The Bay Mills Tribal Court serves the needs of the Bay Mills Indian Community related to legal and ethical issues, and hears all civil and criminal cases in the arenas of divorce, custody and support, paternity, child welfare, money collection, juvenile and tort, probate and landlord-tenant cases.
Additional services provided by the Tribal Court include:
- Assisting with filing matters
- Providing court forms where applicable and available
- Issuing subpoenas for parties and/or witnesses
- Issuing garnishments
- Appointing court advocates (income qualifying)
- Enforcing foreign judgements from Michigan State Courts, federally recognized tribal courts, federal courts and other state courts (provided there is reciprocal full faith and credit to the judgements of Bay Mills Indian Community Tribal Court)
Located in Brimley, Michigan, Bay Mills Tribal Court was originally a Code of Federal Regulations Court. On March 8, 1976, it became a Tribal Court exercising jurisdiction in accordance with the Bay Mills Law and Order Code and Bay Mills Ordinances.
The Court has jurisdiction over civil activity that occurs:
- where the defendant is a member residing on the reservation
- on real or tangible personal property located within the boundaries of the Bay Mills Indian Community

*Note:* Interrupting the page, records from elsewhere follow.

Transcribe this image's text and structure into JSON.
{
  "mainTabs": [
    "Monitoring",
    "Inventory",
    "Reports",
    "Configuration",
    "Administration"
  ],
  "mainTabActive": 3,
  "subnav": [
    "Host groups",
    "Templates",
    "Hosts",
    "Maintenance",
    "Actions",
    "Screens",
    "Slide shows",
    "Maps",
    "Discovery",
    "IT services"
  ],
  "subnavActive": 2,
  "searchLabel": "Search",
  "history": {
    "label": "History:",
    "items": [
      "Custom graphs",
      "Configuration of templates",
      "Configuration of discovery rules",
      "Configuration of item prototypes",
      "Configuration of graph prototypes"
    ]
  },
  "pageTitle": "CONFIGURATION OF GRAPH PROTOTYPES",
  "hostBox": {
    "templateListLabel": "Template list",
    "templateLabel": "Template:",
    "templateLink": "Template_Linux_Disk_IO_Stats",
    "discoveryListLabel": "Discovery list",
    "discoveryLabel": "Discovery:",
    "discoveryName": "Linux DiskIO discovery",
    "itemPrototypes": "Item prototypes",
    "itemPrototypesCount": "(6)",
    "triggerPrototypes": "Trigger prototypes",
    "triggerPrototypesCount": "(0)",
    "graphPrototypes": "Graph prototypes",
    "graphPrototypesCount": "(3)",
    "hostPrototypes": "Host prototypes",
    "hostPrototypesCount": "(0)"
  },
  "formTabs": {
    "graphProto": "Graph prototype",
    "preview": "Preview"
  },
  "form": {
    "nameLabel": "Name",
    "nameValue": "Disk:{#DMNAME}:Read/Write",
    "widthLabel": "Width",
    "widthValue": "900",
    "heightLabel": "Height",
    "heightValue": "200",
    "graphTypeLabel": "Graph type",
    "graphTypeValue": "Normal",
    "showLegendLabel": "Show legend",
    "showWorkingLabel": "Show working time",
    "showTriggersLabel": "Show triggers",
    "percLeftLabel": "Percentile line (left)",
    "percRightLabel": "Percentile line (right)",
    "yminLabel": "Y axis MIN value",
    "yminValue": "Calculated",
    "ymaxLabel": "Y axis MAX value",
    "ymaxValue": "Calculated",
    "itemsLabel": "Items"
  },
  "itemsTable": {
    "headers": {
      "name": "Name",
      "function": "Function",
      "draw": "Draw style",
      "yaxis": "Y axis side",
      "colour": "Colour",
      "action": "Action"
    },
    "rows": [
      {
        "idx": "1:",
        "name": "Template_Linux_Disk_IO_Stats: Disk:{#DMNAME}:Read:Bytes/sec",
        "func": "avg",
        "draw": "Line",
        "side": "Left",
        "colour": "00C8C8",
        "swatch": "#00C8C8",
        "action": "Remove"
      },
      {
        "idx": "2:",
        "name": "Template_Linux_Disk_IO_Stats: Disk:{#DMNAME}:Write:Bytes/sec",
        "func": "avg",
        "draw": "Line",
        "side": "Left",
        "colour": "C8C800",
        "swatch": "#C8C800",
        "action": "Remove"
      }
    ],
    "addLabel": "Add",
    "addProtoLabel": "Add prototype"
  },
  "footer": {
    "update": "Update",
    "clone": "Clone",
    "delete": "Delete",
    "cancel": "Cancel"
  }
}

- when contract for services entered into within the boundaries of the Bay Mills Indian Community.
The laws applied to civil actions include the tribal law code and ordinances, applicable laws of the United States, applicable regulations of the Department of Interior, any tribal customers that do not violate laws of the United States (otherwise, tribal laws or ordinances apply), Michigan law (in the absence of substantive Tribal law).
The Court has jurisdiction over criminal activity that occurs within the boundaries of the Bay Mills Indian Community, as defined in the Criminal Code. The laws applied to criminal actions include the tribal law code and ordinances.
About the Seal
Bay Mills Tribal Court designed a new seal to represent the Judicial Branch of the Bay Mills Indian Community. The seal depicts the tribal scales of justice, which are embraced by the colors of the medicine wheel and surrounded by the original clan system of the Anishinaabe people. Together, all three symbols represent the values of the Bay Mills Tribal Court as an example of modern, cultural, and traditional restorative justice.
Carol S. Andary
Terry E. Carrick
The Bay Mills Tribal Court facilities include several resources for practicing attorneys and the community. The Court includes a jury deliberation room, judge’s chambers, clerk’s office, courtroom, and a law library. The library consists of both primary and secondary legal authorities regarding tribal, state and federal matters. Additionally, case and docket management is fully computerized.
The tribal court exercises criminal and civil jurisdiction over its 2,000-acre reservation in Chippewa County. The court also practices jurisdiction for issues regarding commercial and harvesting activities of enrolled members of the Bay Mills Indian Community.
Requirements and Procedure Information
Those who wish to practice before the Tribal Court must provide proof of membership in good standing of the State Bar of his or her state of residence.
A court advocate who is a member of the State Bar of Michigan may be appointed to represent defendants charged with violating major civil infraction or criminal offenses. Lay advocates are admitted at the court’s discretion.
The Tribal Constitution, Tribal Court Code, Tribal Ordinances and Tribal Hunting and Fishing Regulations are based on U.S. District Court Consent Decree, federal statutes, regulations and case law.
In order to represent any person in an action before the Bay Mills Tribal Court, attorneys must be duly admitted to practice by filing a written request for admission with the Clerk of the Court, accompanied by a certificate of good standing from the State Bar or Supreme Court of the State in which such attorney is duly licensed to practice law.
Once the request is made, the attorney must also pay an admission fee of $100. Upon filing of the required documents and fee, the Clerk of the Court shall enter the attorney’s name on the roster of attorneys admitted to practice before the Bay Mills Tribal Court. Those who have been admitted can be found below.
Such entry shall constitute certification to practice before the Tribal Court until such time as the attorney shall file a notice of retirement, shall die or become incapacitated, or shall be suspended or disbarred from practice of the Bay Mills Tribal Court.